- About this task:
Pictures within the data are to be left out; everything else must be reproduced exactly.

------------------------------------------------------------------------

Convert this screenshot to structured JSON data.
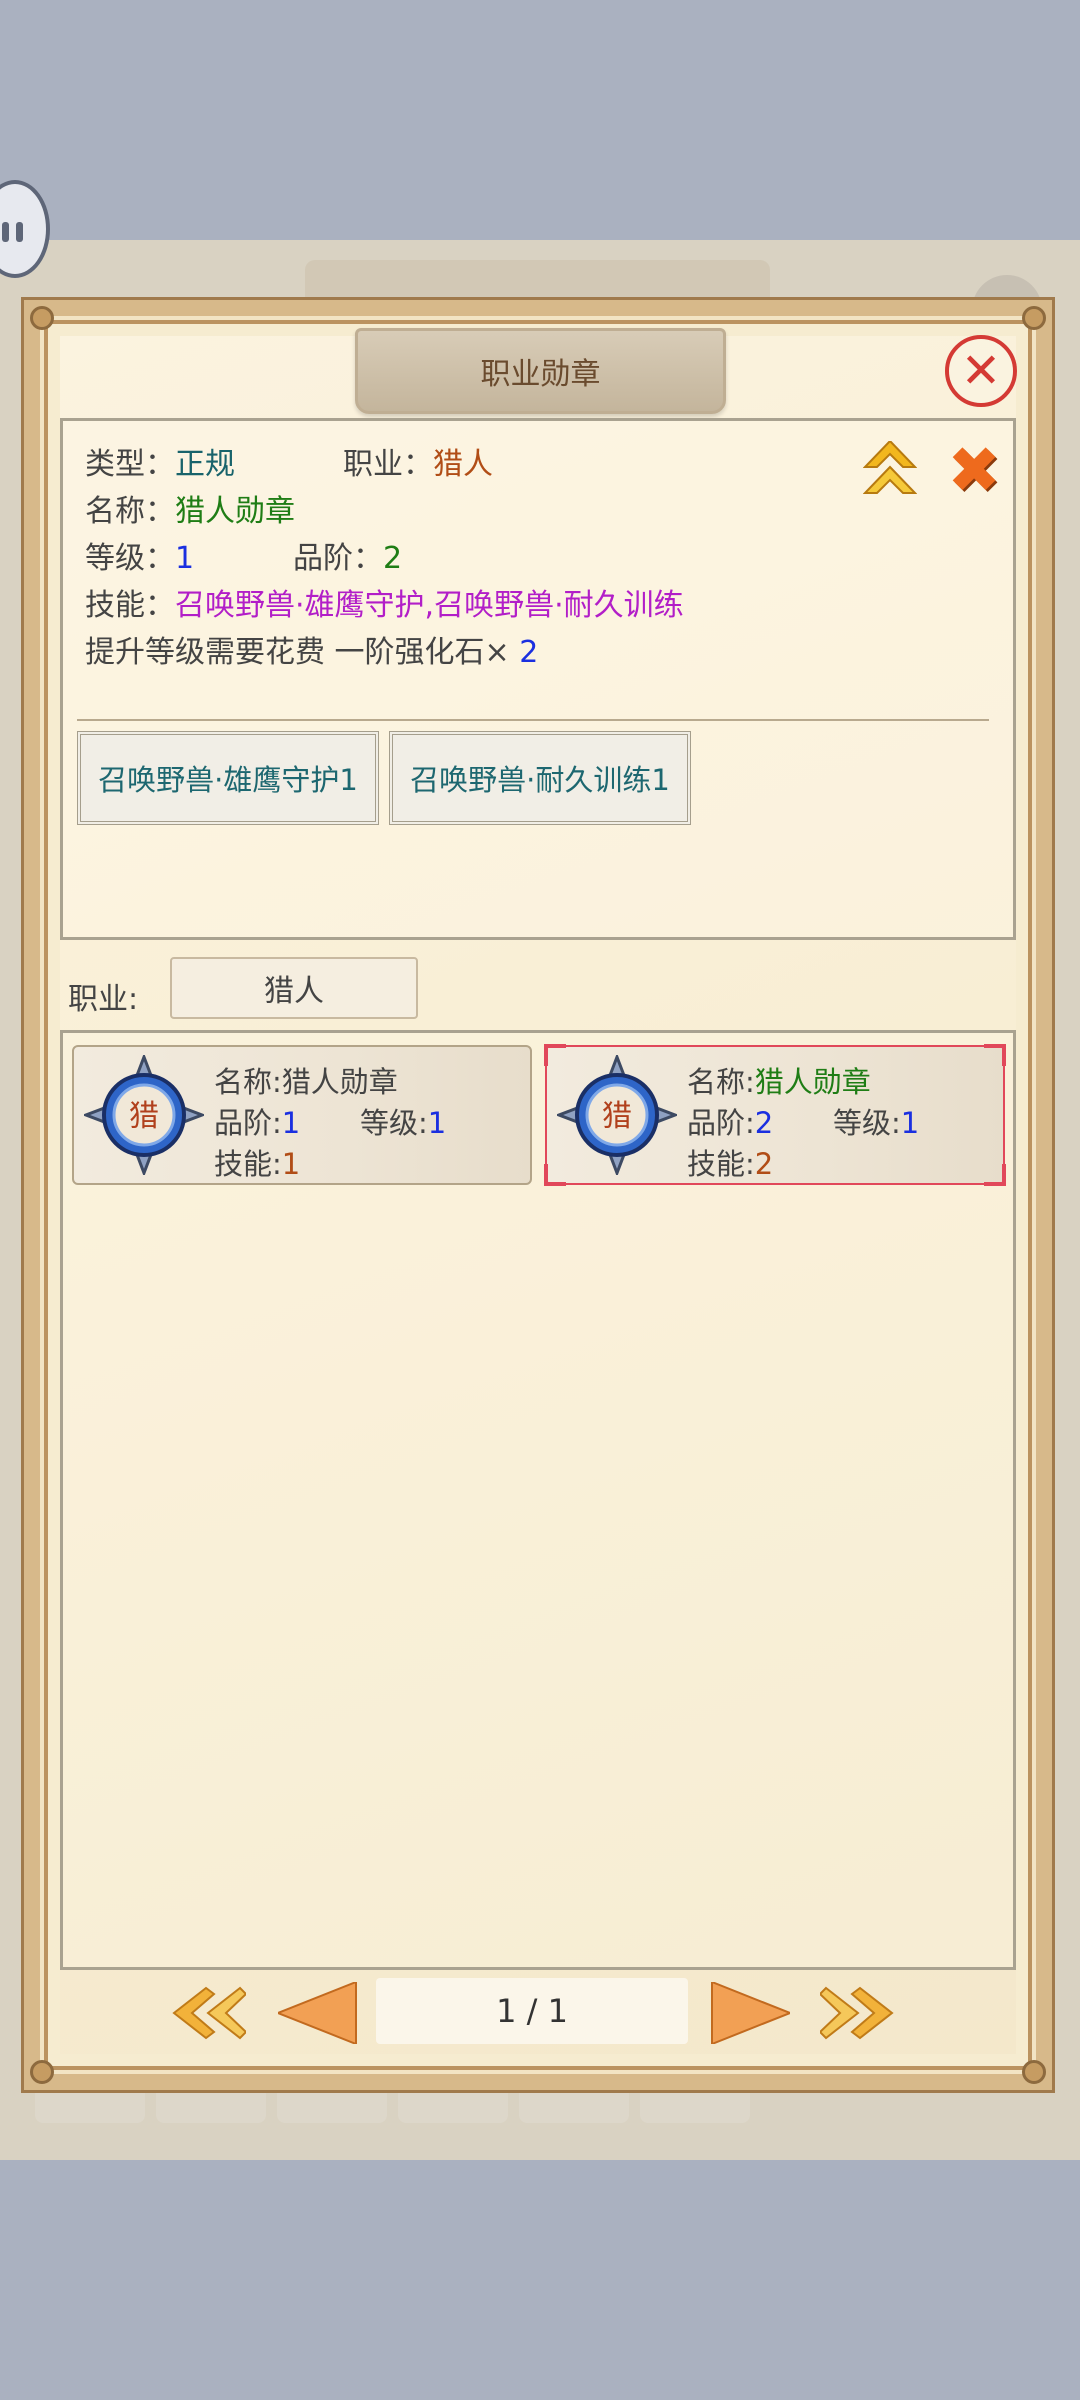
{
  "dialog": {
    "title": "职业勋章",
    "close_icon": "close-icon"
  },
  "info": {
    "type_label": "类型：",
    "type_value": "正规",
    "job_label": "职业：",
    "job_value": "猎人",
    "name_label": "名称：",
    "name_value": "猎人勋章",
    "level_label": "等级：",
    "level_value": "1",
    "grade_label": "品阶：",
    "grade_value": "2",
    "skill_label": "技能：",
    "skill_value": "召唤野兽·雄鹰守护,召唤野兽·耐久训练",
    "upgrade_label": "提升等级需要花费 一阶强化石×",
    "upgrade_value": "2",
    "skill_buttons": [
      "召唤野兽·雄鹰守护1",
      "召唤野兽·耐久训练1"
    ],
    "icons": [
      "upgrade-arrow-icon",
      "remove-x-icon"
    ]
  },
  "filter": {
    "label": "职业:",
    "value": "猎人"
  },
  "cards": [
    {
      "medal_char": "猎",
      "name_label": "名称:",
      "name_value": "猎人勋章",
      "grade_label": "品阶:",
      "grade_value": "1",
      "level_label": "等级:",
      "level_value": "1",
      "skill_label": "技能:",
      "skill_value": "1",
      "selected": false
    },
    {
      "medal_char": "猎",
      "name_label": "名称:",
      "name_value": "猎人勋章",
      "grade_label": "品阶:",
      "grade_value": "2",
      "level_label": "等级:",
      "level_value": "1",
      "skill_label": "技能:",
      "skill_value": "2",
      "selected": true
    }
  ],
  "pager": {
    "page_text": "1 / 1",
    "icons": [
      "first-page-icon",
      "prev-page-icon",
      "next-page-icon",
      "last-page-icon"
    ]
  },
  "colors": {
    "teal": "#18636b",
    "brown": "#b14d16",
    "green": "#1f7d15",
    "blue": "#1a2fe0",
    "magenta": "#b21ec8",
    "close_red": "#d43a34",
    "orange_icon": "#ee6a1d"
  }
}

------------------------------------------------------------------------

- Reply:
Convert this screenshot to structured JSON data.
{
  "dialog": {
    "title": "职业勋章",
    "close_icon": "close-icon"
  },
  "info": {
    "type_label": "类型：",
    "type_value": "正规",
    "job_label": "职业：",
    "job_value": "猎人",
    "name_label": "名称：",
    "name_value": "猎人勋章",
    "level_label": "等级：",
    "level_value": "1",
    "grade_label": "品阶：",
    "grade_value": "2",
    "skill_label": "技能：",
    "skill_value": "召唤野兽·雄鹰守护,召唤野兽·耐久训练",
    "upgrade_label": "提升等级需要花费 一阶强化石×",
    "upgrade_value": "2",
    "skill_buttons": [
      "召唤野兽·雄鹰守护1",
      "召唤野兽·耐久训练1"
    ],
    "icons": [
      "upgrade-arrow-icon",
      "remove-x-icon"
    ]
  },
  "filter": {
    "label": "职业:",
    "value": "猎人"
  },
  "cards": [
    {
      "medal_char": "猎",
      "name_label": "名称:",
      "name_value": "猎人勋章",
      "grade_label": "品阶:",
      "grade_value": "1",
      "level_label": "等级:",
      "level_value": "1",
      "skill_label": "技能:",
      "skill_value": "1",
      "selected": false
    },
    {
      "medal_char": "猎",
      "name_label": "名称:",
      "name_value": "猎人勋章",
      "grade_label": "品阶:",
      "grade_value": "2",
      "level_label": "等级:",
      "level_value": "1",
      "skill_label": "技能:",
      "skill_value": "2",
      "selected": true
    }
  ],
  "pager": {
    "page_text": "1 / 1",
    "icons": [
      "first-page-icon",
      "prev-page-icon",
      "next-page-icon",
      "last-page-icon"
    ]
  },
  "colors": {
    "teal": "#18636b",
    "brown": "#b14d16",
    "green": "#1f7d15",
    "blue": "#1a2fe0",
    "magenta": "#b21ec8",
    "close_red": "#d43a34",
    "orange_icon": "#ee6a1d"
  }
}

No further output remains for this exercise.